## ACTIVITY
Pick out the lines below that include the string "OpenSea".

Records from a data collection
-- Opening Marker --
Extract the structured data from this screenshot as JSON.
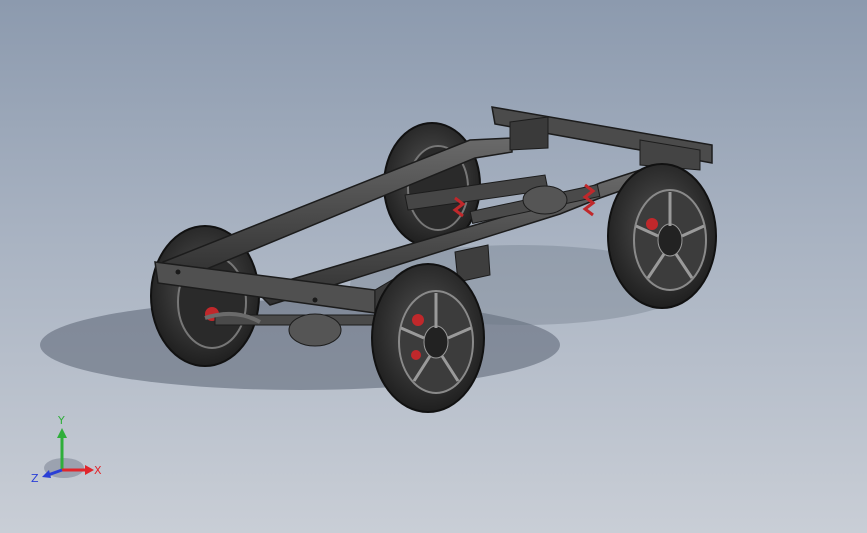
{
  "viewport": {
    "background_top": "#8c9aae",
    "background_bottom": "#c9ced6",
    "model_color": "#3b3b3b",
    "accent_red": "#c0282b"
  },
  "triad": {
    "x_label": "X",
    "y_label": "Y",
    "z_label": "Z",
    "x_color": "#e0262c",
    "y_color": "#2fae3a",
    "z_color": "#2a3fd6"
  }
}
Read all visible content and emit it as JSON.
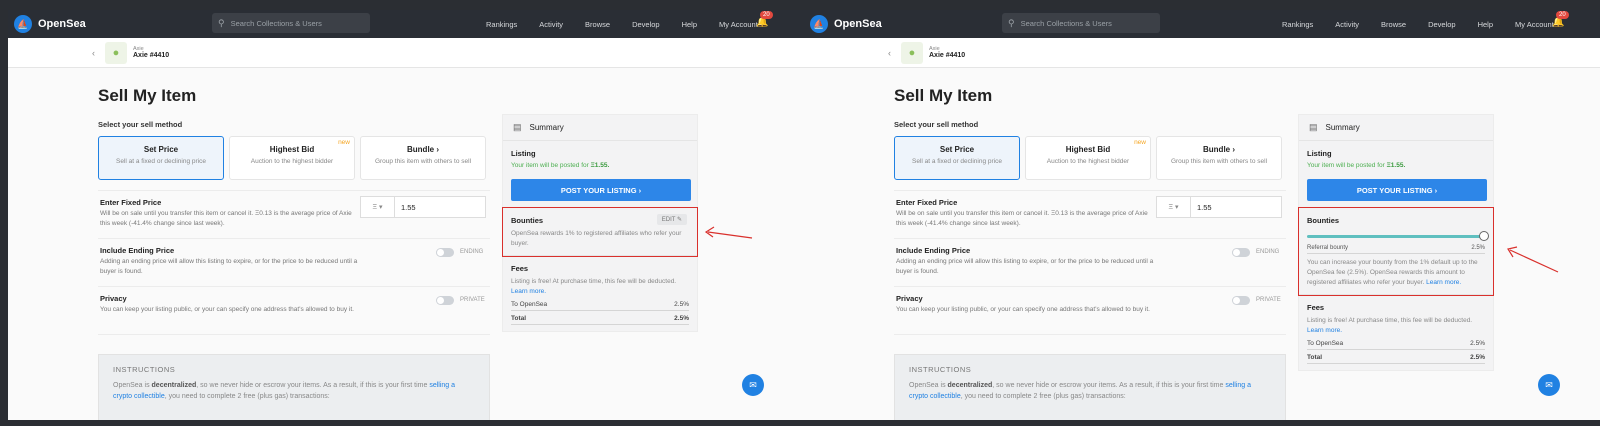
{
  "header": {
    "brand": "OpenSea",
    "search_placeholder": "Search Collections & Users",
    "nav": [
      "Rankings",
      "Activity",
      "Browse",
      "Develop",
      "Help",
      "My Account"
    ],
    "notif_count": "20"
  },
  "item": {
    "collection": "Axie",
    "name": "Axie #4410",
    "back": "‹"
  },
  "page": {
    "title": "Sell My Item",
    "method_label": "Select your sell method",
    "methods": [
      {
        "title": "Set Price",
        "sub": "Sell at a fixed or declining price"
      },
      {
        "title": "Highest Bid",
        "sub": "Auction to the highest bidder",
        "tag": "new"
      },
      {
        "title": "Bundle ›",
        "sub": "Group this item with others to sell"
      }
    ],
    "fixed_price": {
      "title": "Enter Fixed Price",
      "desc": "Will be on sale until you transfer this item or cancel it. Ξ0.13 is the average price of Axie this week (-41.4% change since last week).",
      "value": "1.55",
      "currency": "Ξ ▾"
    },
    "ending": {
      "title": "Include Ending Price",
      "desc": "Adding an ending price will allow this listing to expire, or for the price to be reduced until a buyer is found.",
      "toggle": "ENDING"
    },
    "privacy": {
      "title": "Privacy",
      "desc": "You can keep your listing public, or your can specify one address that's allowed to buy it.",
      "toggle": "PRIVATE"
    },
    "instructions": {
      "title": "INSTRUCTIONS",
      "text_a": "OpenSea is ",
      "text_b": "decentralized",
      "text_c": ", so we never hide or escrow your items. As a result, if this is your first time ",
      "link": "selling a crypto collectible",
      "text_d": ", you need to complete 2 free (plus gas) transactions:"
    }
  },
  "summary": {
    "title": "Summary",
    "listing_label": "Listing",
    "listing_text": "Your item will be posted for ",
    "listing_price": "Ξ1.55.",
    "post_button": "POST YOUR LISTING ›",
    "bounties_label": "Bounties",
    "edit": "EDIT ✎",
    "bounties_text_left": "OpenSea rewards 1% to registered affiliates who refer your buyer.",
    "referral_label": "Referral bounty",
    "referral_value": "2.5%",
    "bounties_text_right": "You can increase your bounty from the 1% default up to the OpenSea fee (2.5%). OpenSea rewards this amount to registered affiliates who refer your buyer.",
    "learn_more": "Learn more.",
    "fees_label": "Fees",
    "fees_text": "Listing is free! At purchase time, this fee will be deducted. ",
    "fee_rows": [
      {
        "label": "To OpenSea",
        "value": "2.5%"
      },
      {
        "label": "Total",
        "value": "2.5%"
      }
    ]
  },
  "colors": {
    "accent": "#2081e2",
    "highlight": "#d9302c",
    "slider": "#5fbfbf"
  }
}
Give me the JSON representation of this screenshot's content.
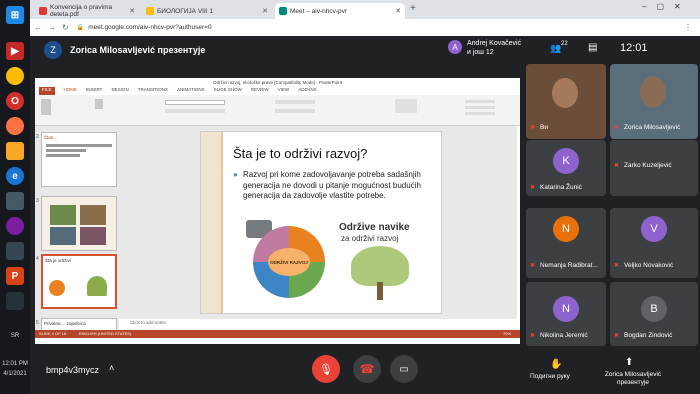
{
  "taskbar": {
    "lang": "SR",
    "time": "12:01 PM",
    "date": "4/1/2021"
  },
  "tabs": [
    {
      "label": "Konvencija o pravima deteta.pdf"
    },
    {
      "label": "БИОЛОГИЈА VIII 1"
    },
    {
      "label": "Meet – aiv-nhcv-pvr"
    }
  ],
  "address": "meet.google.com/aiv-nhcv-pvr?authuser=0",
  "meet": {
    "presenter_initial": "Z",
    "presenter_title": "Zorica Milosavljević презентује",
    "host_initial": "A",
    "host_name": "Andrej Kovačević",
    "host_sub": "и још 12",
    "participant_count": "22",
    "clock": "12:01",
    "code": "bmp4v3mycz",
    "raise_hand": "Подигни руку",
    "presenting_label": "Zorica Milosavljević презентује"
  },
  "ppt": {
    "title": "Održivi razvoj, ekološke prave [Compatibility Mode] - PowerPoint",
    "tabs": [
      "FILE",
      "HOME",
      "INSERT",
      "DESIGN",
      "TRANSITIONS",
      "ANIMATIONS",
      "SLIDE SHOW",
      "REVIEW",
      "VIEW",
      "ADD-INS"
    ],
    "notes": "Click to add notes",
    "slide_status": "SLIDE 4 OF 18",
    "lang_status": "ENGLISH (UNITED STATES)",
    "zoom": "70%"
  },
  "slide": {
    "title": "Šta je to održivi razvoj?",
    "body": "Razvoj pri kome zadovoljavanje potreba sadašnjih generacija ne dovodi u pitanje mogućnost budućih generacija da zadovolje vlastite potrebe.",
    "circle_label": "ODRŽIVI RAZVOJ",
    "tree_title": "Održive navike",
    "tree_sub": "za održivi razvoj"
  },
  "participants": [
    {
      "name": "Ви",
      "initial": "",
      "color": "#7a5a44"
    },
    {
      "name": "Zorica Milosavljević",
      "initial": "",
      "color": "#6d6a5a"
    },
    {
      "name": "Katarina Žunić",
      "initial": "K",
      "color": "#8e63ce"
    },
    {
      "name": "Zarko Kuzeljević",
      "initial": "",
      "color": "#3c4043"
    },
    {
      "name": "Nemanja Radibrat...",
      "initial": "N",
      "color": "#e8710a"
    },
    {
      "name": "Veljko Novaković",
      "initial": "V",
      "color": "#8e63ce"
    },
    {
      "name": "Nikolina Jeremić",
      "initial": "N",
      "color": "#8e63ce"
    },
    {
      "name": "Bogdan Zindović",
      "initial": "B",
      "color": "#5f6368"
    }
  ],
  "thumb_slides": [
    {
      "num": "2",
      "label": "Član..."
    },
    {
      "num": "3",
      "label": ""
    },
    {
      "num": "4",
      "label": "Šta je održivi"
    },
    {
      "num": "5",
      "label": "Privatna ... zajednica"
    }
  ]
}
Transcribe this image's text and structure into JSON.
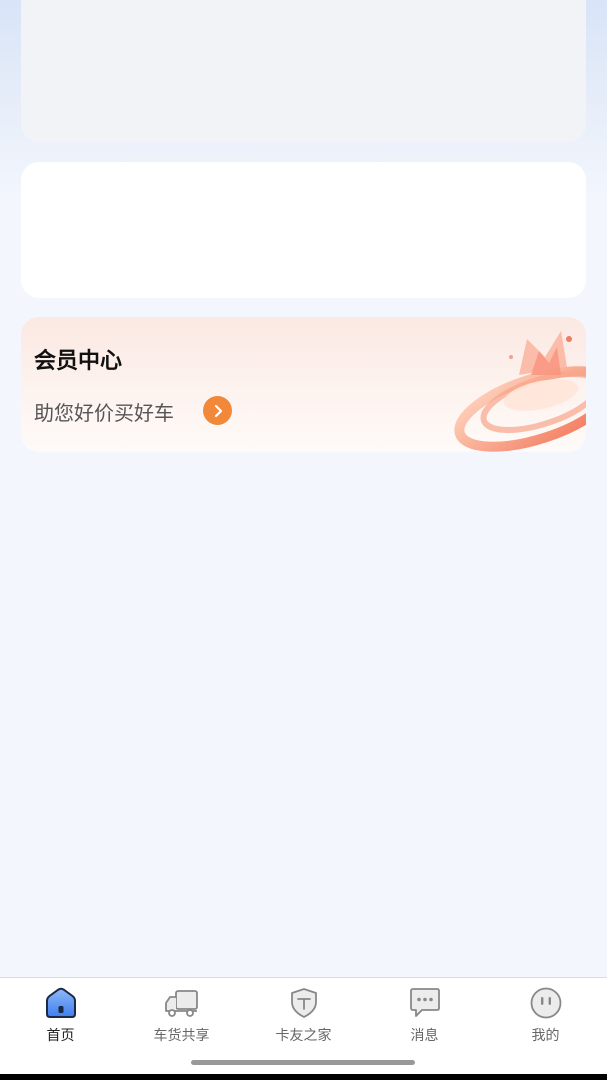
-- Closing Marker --
## ANSWER TO THIS EXERCISE
    "brand": "OpenSea",
      "text_a": "OpenSea is ",
    "bounties_text_left": "OpenSea rewards 1% to registered affiliates who refer your buyer.",
    "bounties_text_right": "You can increase your bounty from the 1% default up to the OpenSea fee (2.5%). OpenSea rewards this amount to registered affiliates who refer your buyer.",
        "label": "To OpenSea",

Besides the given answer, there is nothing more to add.